For many canoe trip enthusiasts in the Boundary Waters and Quetico, portages are a necessary evil. Nothing slows down your paddling momentum faster than pulling into a canoe trip landing and having to completely unload your canoe. Even the shortest BWCA portage can be challenging and I fear for many campers, portages are something to be endured rather than enjoyed.
There’s really no “wrong” way to portage, although Andy and I would both encourage you to limit the amount of loose items in the bottom of the canoe to expedite the unloading process and lessen the risk of losing something. And obviously, you should practice canoe country courtesy at portages: keep your gear to the side of the portage landing, never completely block the portage path, and quickly vacate the portage landing so that other camping parties can land and start portaging themselves.
What Andy and I don’t agree on is how many times you should go over a portage. Andy and his buddy Andrew are firmly in the single portage camp. When we did the Granite River canoe route last spring, my friend Kati and I discovered that we greatly prefer to double portage.
The driving factor for Andy and Andrew to single portage is that it allows them to cover a great distance quite quickly and gets them deeper into the wilderness faster. It allows them to cover as more miles in one day than many people cover over their entire canoe trip and it gets them into remote areas of the Quetico that many people never see.
If you have the luxury of owning the lightweight gear needed to make single portaging possible, you can be over and out of portages in 1/3 of the time that it will take those who double portage. When you can clear a portage in 20 minutes as opposed to 1 hour, you suddenly have a lot more time to play with on any given day. Andy and Andrew like to use that extra time to fish. Single portaging can also get you into camp quicker, which gives you more time to get the campsite set up just the way you want and can also mean you have more time to make more complex (aka more tasty) camp meals such as calzones, shore lunch, or camp baking experiments.

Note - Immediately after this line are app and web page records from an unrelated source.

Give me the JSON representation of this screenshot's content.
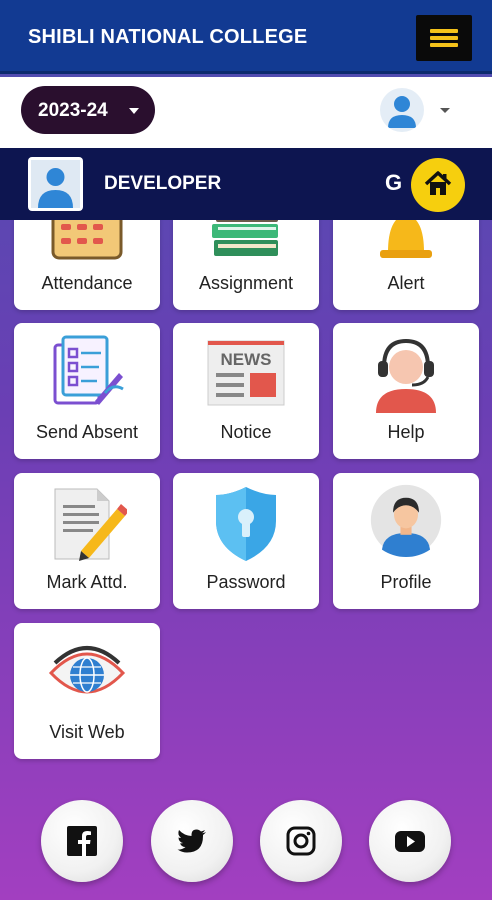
{
  "header": {
    "title": "SHIBLI NATIONAL COLLEGE",
    "menu_icon": "hamburger-menu-icon",
    "accent": "#123a92",
    "menu_color": "#f4c21a"
  },
  "session": {
    "year": "2023-24"
  },
  "user_bar": {
    "name": "DEVELOPER",
    "letter": "G",
    "home_icon": "home-icon",
    "bg": "#0d1550",
    "home_color": "#f6cf0e"
  },
  "tiles": [
    {
      "label": "Attendance",
      "icon": "attendance-calendar-icon"
    },
    {
      "label": "Assignment",
      "icon": "books-icon"
    },
    {
      "label": "Alert",
      "icon": "bell-icon"
    },
    {
      "label": "Send Absent",
      "icon": "checklist-icon"
    },
    {
      "label": "Notice",
      "icon": "newspaper-icon"
    },
    {
      "label": "Help",
      "icon": "support-agent-icon"
    },
    {
      "label": "Mark Attd.",
      "icon": "document-pencil-icon"
    },
    {
      "label": "Password",
      "icon": "shield-keyhole-icon"
    },
    {
      "label": "Profile",
      "icon": "profile-avatar-icon"
    },
    {
      "label": "Visit Web",
      "icon": "eye-globe-icon"
    }
  ],
  "notice_icon_text": "NEWS",
  "socials": [
    {
      "name": "facebook-icon"
    },
    {
      "name": "twitter-icon"
    },
    {
      "name": "instagram-icon"
    },
    {
      "name": "youtube-icon"
    }
  ]
}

Until our trip last spring, I always thought single portaging was the ultimate goal of canoe tripping – something to be striven for at any cost. But the truth is, I feel rushed and uncomfortable when I single portage and that in turn makes me feel like I’m missing out.

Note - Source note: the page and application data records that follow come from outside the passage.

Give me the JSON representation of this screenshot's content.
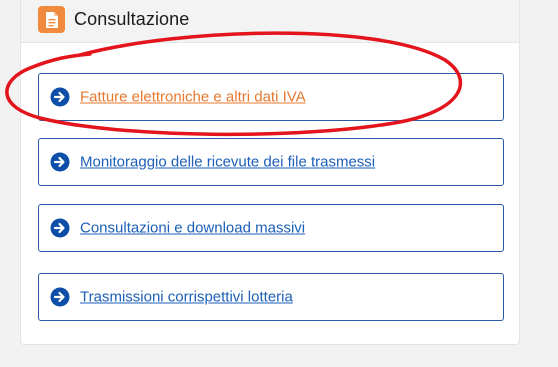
{
  "panel": {
    "title": "Consultazione",
    "header_icon": "document-icon",
    "links": [
      {
        "label": "Fatture elettroniche e altri dati IVA",
        "color": "#e8792e",
        "icon": "arrow-right-circle-icon"
      },
      {
        "label": "Monitoraggio delle ricevute dei file trasmessi",
        "color": "#1c5fb8",
        "icon": "arrow-right-circle-icon"
      },
      {
        "label": "Consultazioni e download massivi",
        "color": "#1c5fb8",
        "icon": "arrow-right-circle-icon"
      },
      {
        "label": "Trasmissioni corrispettivi lotteria",
        "color": "#1c5fb8",
        "icon": "arrow-right-circle-icon"
      }
    ]
  },
  "colors": {
    "accent": "#f08a3c",
    "link": "#1c5fb8",
    "link_active": "#e8792e",
    "border": "#2b5aa8",
    "annotation": "#e3141b"
  }
}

I don’t want to turn this into a gender divide, but physicality definitely plays into my preference to double portage. I’ve never been very successful at carrying a pack and a canoe simultaneously – it just doesn’t seem like my shoulder have enough real estate for both portage pads and Duluth pack straps. While Kati and I are both perfectly capable of carrying a 60 lb pack filled with all our camping gear, a heavy pack causes us to walk much slower and is more time consuming for us to load and unload at the portage landings. For us, carrying two 30 lb packs provides us with surer footing on the portage paths and eliminates that straining at the portage landings. While it might not actually be faster for us to double portage, we feel speedier because of the ease at which we can navigate each trip across the portage when we have a more comfortable amount of weight on our shoulders.

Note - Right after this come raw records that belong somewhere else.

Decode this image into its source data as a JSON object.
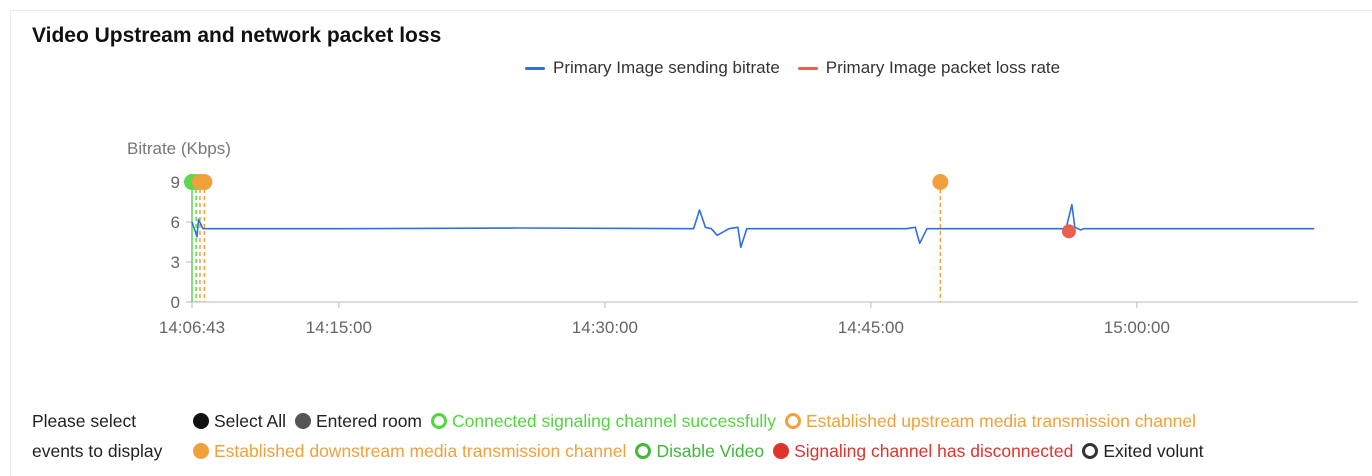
{
  "panel": {
    "title": "Video Upstream and network packet loss"
  },
  "legend": [
    {
      "label": "Primary Image sending bitrate",
      "color": "#2f6fe0"
    },
    {
      "label": "Primary Image packet loss rate",
      "color": "#e8614f"
    }
  ],
  "chart_data": {
    "type": "line",
    "ylabel": "Bitrate (Kbps)",
    "ylim": [
      0,
      9
    ],
    "yticks": [
      0,
      3,
      6,
      9
    ],
    "xlim": [
      "14:06:43",
      "15:10:00"
    ],
    "xticks": [
      "14:06:43",
      "14:15:00",
      "14:30:00",
      "14:45:00",
      "15:00:00"
    ],
    "series": [
      {
        "name": "Primary Image sending bitrate",
        "color": "#2f6fe0",
        "x": [
          "14:06:43",
          "14:07:00",
          "14:07:05",
          "14:07:20",
          "14:08:00",
          "14:15:00",
          "14:25:00",
          "14:35:00",
          "14:35:20",
          "14:35:40",
          "14:36:00",
          "14:36:20",
          "14:37:00",
          "14:37:30",
          "14:37:40",
          "14:38:00",
          "14:45:00",
          "14:47:00",
          "14:47:30",
          "14:47:45",
          "14:48:10",
          "14:50:00",
          "14:55:00",
          "14:56:00",
          "14:56:20",
          "14:56:30",
          "14:56:50",
          "14:57:00",
          "15:00:00",
          "15:05:00",
          "15:10:00"
        ],
        "y": [
          6.0,
          4.9,
          6.2,
          5.5,
          5.5,
          5.5,
          5.55,
          5.5,
          6.9,
          5.6,
          5.5,
          5.0,
          5.5,
          5.6,
          4.1,
          5.5,
          5.5,
          5.5,
          5.6,
          4.4,
          5.5,
          5.5,
          5.5,
          5.5,
          7.3,
          5.6,
          5.4,
          5.5,
          5.5,
          5.5,
          5.5
        ]
      },
      {
        "name": "Primary Image packet loss rate",
        "color": "#e8614f",
        "x": [
          "14:56:10"
        ],
        "y": [
          5.3
        ]
      }
    ],
    "event_markers": [
      {
        "time": "14:06:43",
        "color": "#5dd84c",
        "line": "solid"
      },
      {
        "time": "14:06:57",
        "color": "#5dd84c",
        "line": "dashed"
      },
      {
        "time": "14:07:10",
        "color": "#f0a13a",
        "line": "dashed"
      },
      {
        "time": "14:07:25",
        "color": "#f0a13a",
        "line": "dashed"
      },
      {
        "time": "14:48:55",
        "color": "#f0a13a",
        "line": "dashed"
      }
    ],
    "grid": false
  },
  "events": {
    "label_line1": "Please select",
    "label_line2": "events to display",
    "row1": [
      {
        "label": "Select All",
        "color": "#111111",
        "style": "filled"
      },
      {
        "label": "Entered room",
        "color": "#555555",
        "style": "filled"
      },
      {
        "label": "Connected signaling channel successfully",
        "color": "#52d63e",
        "style": "ring"
      },
      {
        "label": "Established upstream media transmission channel",
        "color": "#f0a13a",
        "style": "ring"
      }
    ],
    "row2": [
      {
        "label": "Established downstream media transmission channel",
        "color": "#f0a13a",
        "style": "filled"
      },
      {
        "label": "Disable Video",
        "color": "#3fb93a",
        "style": "ring"
      },
      {
        "label": "Signaling channel has disconnected",
        "color": "#e0332c",
        "style": "filled"
      },
      {
        "label": "Exited volunt",
        "color": "#333333",
        "style": "ring"
      }
    ]
  }
}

I like to think my preference for double portaging isn’t just a physical reaction, but reflective of my canoe trip philosophy. When you single portage, the goal is to get over the portage as quickly as possible so you can get on the water to get to the next portage to get over the portage as quickly as possible and so on, until it starts to feel like you’re wishing your canoe trip away. When you only see the portage path from beneath a burden, the things you notice are hazardous rocks, tree roots to avoid tripping over, and puddles of unknown depths.
But when you double portage, you get one lovely walk in the woods completely hands-free. This affords you time to notice tadpoles in those puddles, the wildflowers growing along the cedar tree roots, and dragonflies sunning themselves on the granite boulders. It’s a chance to simply be in the wilderness, to literally stop and smell the wild roses. For me, it’s one of the most enjoyable parts of a Boundary Waters trip.
What your preference? Are you team single portage or team double portage?